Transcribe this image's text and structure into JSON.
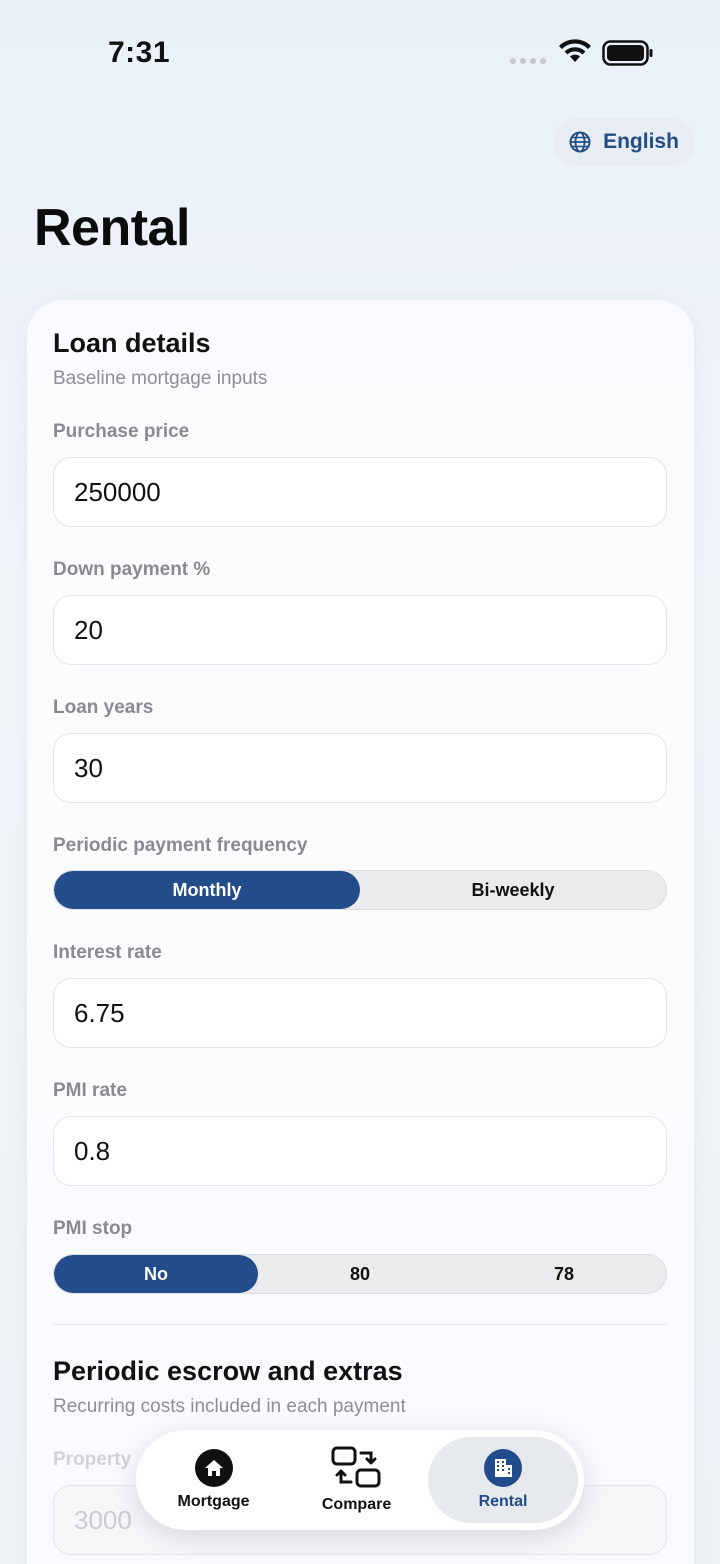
{
  "status": {
    "time": "7:31"
  },
  "language": {
    "label": "English"
  },
  "page": {
    "title": "Rental"
  },
  "loan": {
    "title": "Loan details",
    "subtitle": "Baseline mortgage inputs",
    "purchase_price": {
      "label": "Purchase price",
      "value": "250000"
    },
    "down_payment": {
      "label": "Down payment %",
      "value": "20"
    },
    "loan_years": {
      "label": "Loan years",
      "value": "30"
    },
    "frequency": {
      "label": "Periodic payment frequency",
      "options": [
        "Monthly",
        "Bi-weekly"
      ],
      "selected": "Monthly"
    },
    "interest_rate": {
      "label": "Interest rate",
      "value": "6.75"
    },
    "pmi_rate": {
      "label": "PMI rate",
      "value": "0.8"
    },
    "pmi_stop": {
      "label": "PMI stop",
      "options": [
        "No",
        "80",
        "78"
      ],
      "selected": "No"
    }
  },
  "escrow": {
    "title": "Periodic escrow and extras",
    "subtitle": "Recurring costs included in each payment",
    "property": {
      "label": "Property",
      "value": "3000"
    }
  },
  "tabs": [
    {
      "label": "Mortgage",
      "icon": "house-icon",
      "active": false
    },
    {
      "label": "Compare",
      "icon": "compare-icon",
      "active": false
    },
    {
      "label": "Rental",
      "icon": "building-icon",
      "active": true
    }
  ],
  "colors": {
    "accent": "#234d8a",
    "background": "#eef3f9",
    "card": "#fbfcfe"
  }
}
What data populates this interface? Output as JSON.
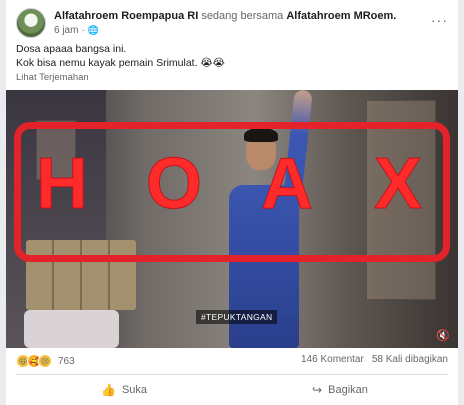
{
  "post": {
    "author": "Alfatahroem Roempapua RI",
    "with_text": "sedang bersama",
    "tagged": "Alfatahroem MRoem.",
    "time": "6 jam",
    "time_sep": "·",
    "globe_icon": "globe-icon",
    "more_label": "···",
    "text_line1": "Dosa apaaa bangsa ini.",
    "text_line2": "Kok bisa nemu kayak pemain Srimulat. 😭😭",
    "translate_label": "Lihat Terjemahan"
  },
  "media": {
    "hoax_letters": [
      "H",
      "O",
      "A",
      "X"
    ],
    "hashtag": "#TEPUKTANGAN",
    "volume_icon": "🔇"
  },
  "stats": {
    "reaction_icons": [
      "😆",
      "🥰",
      "😢"
    ],
    "reaction_count": "763",
    "comments": "146 Komentar",
    "shares": "58 Kali dibagikan"
  },
  "actions": {
    "like_label": "Suka",
    "share_label": "Bagikan",
    "like_icon": "👍",
    "share_icon": "↪"
  },
  "colors": {
    "hoax_red": "#e4222a",
    "meta_gray": "#65676b"
  }
}
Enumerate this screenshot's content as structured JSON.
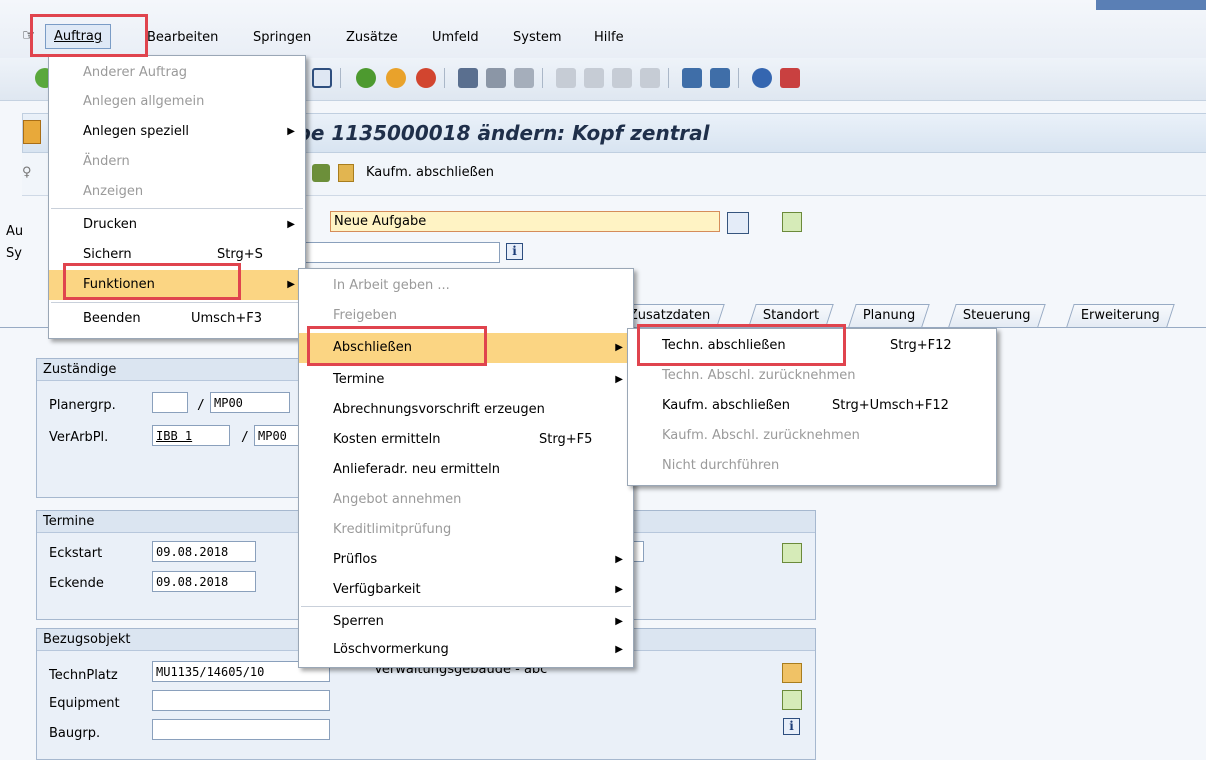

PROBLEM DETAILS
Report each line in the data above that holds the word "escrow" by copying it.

RESPONSE
  "escrow": {
    "title": "Periodic escrow and extras",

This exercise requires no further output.